**Activity**. Once the lines below holding the string "title" are counted, give that number alone.
☆ ☆ ☆
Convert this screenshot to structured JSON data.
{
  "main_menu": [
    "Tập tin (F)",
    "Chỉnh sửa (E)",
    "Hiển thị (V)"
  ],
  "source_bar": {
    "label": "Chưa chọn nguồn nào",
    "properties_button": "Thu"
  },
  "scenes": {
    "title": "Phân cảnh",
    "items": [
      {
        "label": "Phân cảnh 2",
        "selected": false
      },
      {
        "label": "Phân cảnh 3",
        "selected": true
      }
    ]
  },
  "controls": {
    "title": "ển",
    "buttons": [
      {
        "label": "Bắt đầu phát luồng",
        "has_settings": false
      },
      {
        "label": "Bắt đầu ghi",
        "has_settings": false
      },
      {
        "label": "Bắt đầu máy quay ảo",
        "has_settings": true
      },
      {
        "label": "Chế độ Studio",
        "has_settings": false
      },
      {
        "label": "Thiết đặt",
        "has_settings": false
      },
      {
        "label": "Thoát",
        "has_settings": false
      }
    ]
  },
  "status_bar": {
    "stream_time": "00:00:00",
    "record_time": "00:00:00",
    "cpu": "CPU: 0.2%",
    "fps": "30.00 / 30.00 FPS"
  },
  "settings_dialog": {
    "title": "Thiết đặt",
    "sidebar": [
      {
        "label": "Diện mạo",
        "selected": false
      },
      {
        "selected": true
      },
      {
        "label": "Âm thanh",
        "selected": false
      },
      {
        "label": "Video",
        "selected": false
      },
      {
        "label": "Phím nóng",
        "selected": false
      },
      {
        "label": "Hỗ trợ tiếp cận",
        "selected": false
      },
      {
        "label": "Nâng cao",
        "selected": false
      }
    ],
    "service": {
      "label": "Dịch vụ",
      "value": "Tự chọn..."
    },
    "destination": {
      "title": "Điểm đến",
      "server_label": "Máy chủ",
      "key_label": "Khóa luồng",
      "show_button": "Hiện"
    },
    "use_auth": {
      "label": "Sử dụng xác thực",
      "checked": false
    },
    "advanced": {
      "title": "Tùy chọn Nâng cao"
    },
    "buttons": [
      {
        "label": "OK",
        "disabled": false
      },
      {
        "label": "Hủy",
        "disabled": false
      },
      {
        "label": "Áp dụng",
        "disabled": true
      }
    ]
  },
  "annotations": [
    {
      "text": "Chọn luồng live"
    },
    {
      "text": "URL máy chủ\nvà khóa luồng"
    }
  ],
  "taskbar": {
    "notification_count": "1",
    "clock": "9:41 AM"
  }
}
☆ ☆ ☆
**Exercise result**. 5